Assignment ::
Go through the entries below and tally each line holding the string "Welcome". Return the number only.

────────────────

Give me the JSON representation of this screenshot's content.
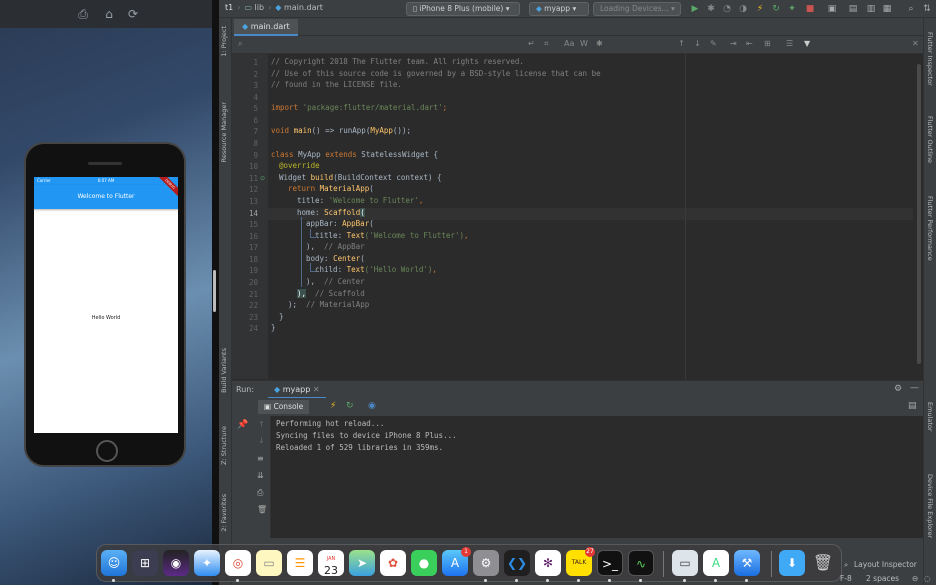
{
  "simulator": {
    "status_carrier": "Carrier",
    "status_time": "6:07 AM",
    "app_bar_title": "Welcome to Flutter",
    "body_text": "Hello World",
    "debug_banner": "DEBUG"
  },
  "toolbar": {
    "breadcrumb": [
      "t1",
      "lib",
      "main.dart"
    ],
    "device_selector": "iPhone 8 Plus (mobile)",
    "run_config": "myapp",
    "loading_devices": "Loading Devices..."
  },
  "editor": {
    "tab_label": "main.dart",
    "line_numbers": [
      "1",
      "2",
      "3",
      "4",
      "5",
      "6",
      "7",
      "8",
      "9",
      "10",
      "11",
      "12",
      "13",
      "14",
      "15",
      "16",
      "17",
      "18",
      "19",
      "20",
      "21",
      "22",
      "23",
      "24"
    ],
    "code": {
      "l1": "// Copyright 2018 The Flutter team. All rights reserved.",
      "l2": "// Use of this source code is governed by a BSD-style license that can be",
      "l3": "// found in the LICENSE file.",
      "l5_kw": "import",
      "l5_str": "'package:flutter/material.dart'",
      "l5_end": ";",
      "l7_kw": "void",
      "l7_fn": "main",
      "l7_rest": "() => runApp(",
      "l7_cls": "MyApp",
      "l7_end": "());",
      "l9_kw": "class",
      "l9_name": " MyApp ",
      "l9_kw2": "extends",
      "l9_rest": " StatelessWidget {",
      "l10": "@override",
      "l11_type": "Widget ",
      "l11_fn": "build",
      "l11_rest": "(BuildContext context) {",
      "l12_kw": "return",
      "l12_cls": " MaterialApp",
      "l12_end": "(",
      "l13_key": "title: ",
      "l13_str": "'Welcome to Flutter'",
      "l13_end": ",",
      "l14_key": "home: ",
      "l14_cls": "Scaffold",
      "l14_end": "(",
      "l15_key": "appBar: ",
      "l15_cls": "AppBar",
      "l15_end": "(",
      "l16_key": "title: ",
      "l16_cls": "Text",
      "l16_str": "('Welcome to Flutter')",
      "l16_end": ",",
      "l17_code": "),",
      "l17_cm": "  // AppBar",
      "l18_key": "body: ",
      "l18_cls": "Center",
      "l18_end": "(",
      "l19_key": "child: ",
      "l19_cls": "Text",
      "l19_str": "('Hello World')",
      "l19_end": ",",
      "l20_code": "),",
      "l20_cm": "  // Center",
      "l21_code": "),",
      "l21_cm": "  // Scaffold",
      "l22_code": ");",
      "l22_cm": "  // MaterialApp",
      "l23": "}",
      "l24": "}"
    }
  },
  "side_tabs_left": [
    "1: Project",
    "Resource Manager",
    "Build Variants",
    "Z: Structure",
    "2: Favorites"
  ],
  "side_tabs_right": [
    "Flutter Inspector",
    "Flutter Outline",
    "Flutter Performance",
    "Emulator",
    "Device File Explorer"
  ],
  "run_panel": {
    "label": "Run:",
    "tab": "myapp",
    "console_tab": "Console",
    "output": [
      "Performing hot reload...",
      "Syncing files to device iPhone 8 Plus...",
      "Reloaded 1 of 529 libraries in 359ms."
    ]
  },
  "status_bar": {
    "layout_inspector": "Layout Inspector",
    "encoding": "F-8",
    "indent": "2 spaces"
  },
  "dock": {
    "calendar_day": "23",
    "calendar_month": "JAN",
    "appstore_badge": "1",
    "talk_badge": "27",
    "talk_label": "TALK"
  },
  "colors": {
    "flutter_blue": "#2196f3",
    "ide_bg": "#2b2b2b",
    "ide_panel": "#3c3f41"
  }
}
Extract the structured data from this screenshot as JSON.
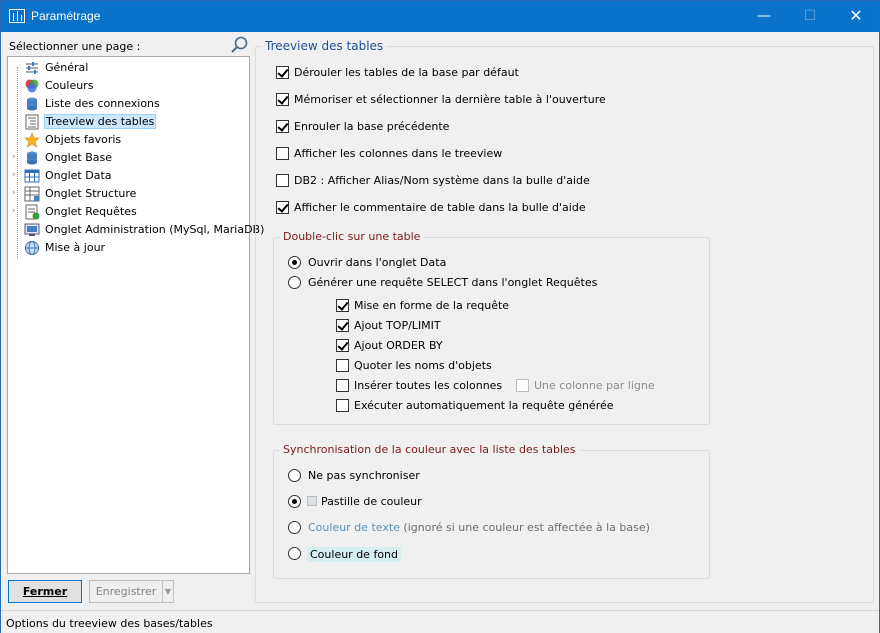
{
  "window": {
    "title": "Paramétrage"
  },
  "left": {
    "label": "Sélectionner une page :",
    "tree": [
      {
        "label": "Général",
        "icon": "sliders-icon",
        "expandable": false,
        "selected": false
      },
      {
        "label": "Couleurs",
        "icon": "color-palette-icon",
        "expandable": false,
        "selected": false
      },
      {
        "label": "Liste des connexions",
        "icon": "database-icon",
        "expandable": false,
        "selected": false
      },
      {
        "label": "Treeview des tables",
        "icon": "treeview-icon",
        "expandable": false,
        "selected": true
      },
      {
        "label": "Objets favoris",
        "icon": "star-icon",
        "expandable": false,
        "selected": false
      },
      {
        "label": "Onglet Base",
        "icon": "database-icon",
        "expandable": true,
        "selected": false
      },
      {
        "label": "Onglet Data",
        "icon": "grid-icon",
        "expandable": true,
        "selected": false
      },
      {
        "label": "Onglet Structure",
        "icon": "structure-icon",
        "expandable": true,
        "selected": false
      },
      {
        "label": "Onglet Requêtes",
        "icon": "query-icon",
        "expandable": true,
        "selected": false
      },
      {
        "label": "Onglet Administration (MySql, MariaDB)",
        "icon": "admin-icon",
        "expandable": false,
        "selected": false
      },
      {
        "label": "Mise à jour",
        "icon": "globe-icon",
        "expandable": false,
        "selected": false
      }
    ],
    "close_label": "Fermer",
    "save_label": "Enregistrer"
  },
  "main": {
    "title": "Treeview des tables",
    "options": [
      {
        "label": "Dérouler les tables de la base par défaut",
        "checked": true
      },
      {
        "label": "Mémoriser et sélectionner la dernière table à l'ouverture",
        "checked": true
      },
      {
        "label": "Enrouler la base précédente",
        "checked": true
      },
      {
        "label": "Afficher les colonnes dans le treeview",
        "checked": false
      },
      {
        "label": "DB2 : Afficher Alias/Nom système dans la bulle d'aide",
        "checked": false
      },
      {
        "label": "Afficher le commentaire de table dans la bulle d'aide",
        "checked": true
      }
    ],
    "double_click": {
      "title": "Double-clic sur une table",
      "radio_open": "Ouvrir dans l'onglet Data",
      "radio_open_checked": true,
      "radio_generate": "Générer une requête SELECT dans l'onglet Requêtes",
      "radio_generate_checked": false,
      "sub_options": [
        {
          "label": "Mise en forme de la requête",
          "checked": true
        },
        {
          "label": "Ajout TOP/LIMIT",
          "checked": true
        },
        {
          "label": "Ajout ORDER BY",
          "checked": true
        },
        {
          "label": "Quoter les noms d'objets",
          "checked": false
        },
        {
          "label": "Insérer toutes les colonnes",
          "checked": false
        },
        {
          "label": "Exécuter automatiquement la requête générée",
          "checked": false
        }
      ],
      "one_column_per_line": {
        "label": "Une colonne par ligne",
        "checked": false,
        "enabled": false
      }
    },
    "sync": {
      "title": "Synchronisation de la couleur avec la liste des tables",
      "options": [
        {
          "label": "Ne pas synchroniser",
          "checked": false
        },
        {
          "label": "Pastille de couleur",
          "checked": true
        },
        {
          "label": "Couleur de texte",
          "note": "(ignoré si une couleur est affectée à la base)",
          "checked": false
        },
        {
          "label": "Couleur de fond",
          "checked": false
        }
      ]
    }
  },
  "status": {
    "text": "Options du treeview des bases/tables"
  }
}
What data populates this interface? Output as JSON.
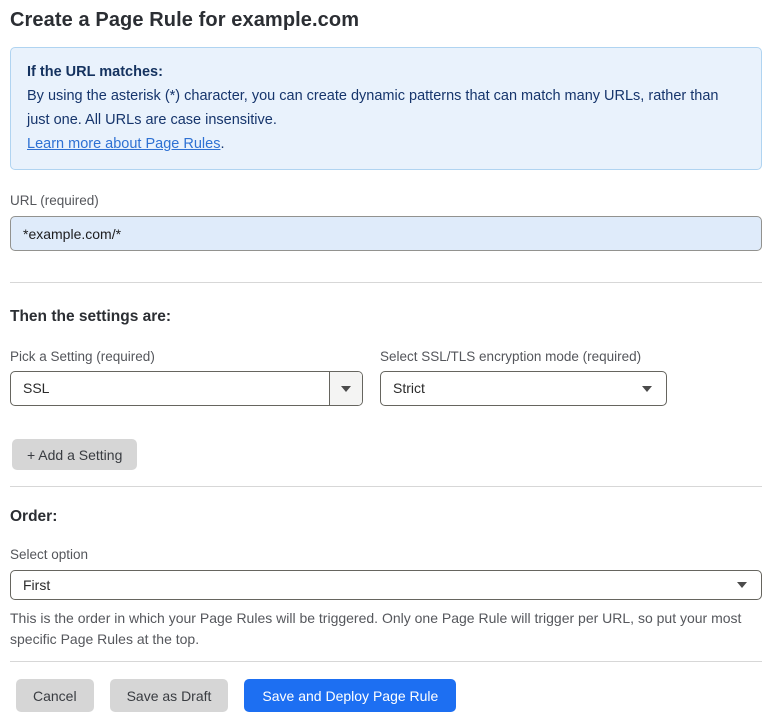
{
  "page": {
    "title": "Create a Page Rule for example.com"
  },
  "info_box": {
    "heading": "If the URL matches:",
    "body": "By using the asterisk (*) character, you can create dynamic patterns that can match many URLs, rather than just one. All URLs are case insensitive.",
    "link_label": "Learn more about Page Rules",
    "link_suffix": "."
  },
  "url_field": {
    "label": "URL (required)",
    "value": "*example.com/*"
  },
  "settings_section": {
    "heading": "Then the settings are:",
    "setting_select": {
      "label": "Pick a Setting (required)",
      "value": "SSL"
    },
    "mode_select": {
      "label": "Select SSL/TLS encryption mode (required)",
      "value": "Strict"
    },
    "add_setting_label": "+ Add a Setting"
  },
  "order_section": {
    "heading": "Order:",
    "select_label": "Select option",
    "select_value": "First",
    "help_text": "This is the order in which your Page Rules will be triggered. Only one Page Rule will trigger per URL, so put your most specific Page Rules at the top."
  },
  "footer": {
    "cancel_label": "Cancel",
    "save_draft_label": "Save as Draft",
    "save_deploy_label": "Save and Deploy Page Rule"
  },
  "colors": {
    "info_background": "#e9f2fc",
    "info_border": "#b0d4f1",
    "info_text": "#16356c",
    "link_blue": "#2e71d3",
    "url_input_background": "#dfebfa",
    "gray_button": "#d6d6d6",
    "primary_button_blue": "#1d6ff2"
  }
}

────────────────

Completed task ::
3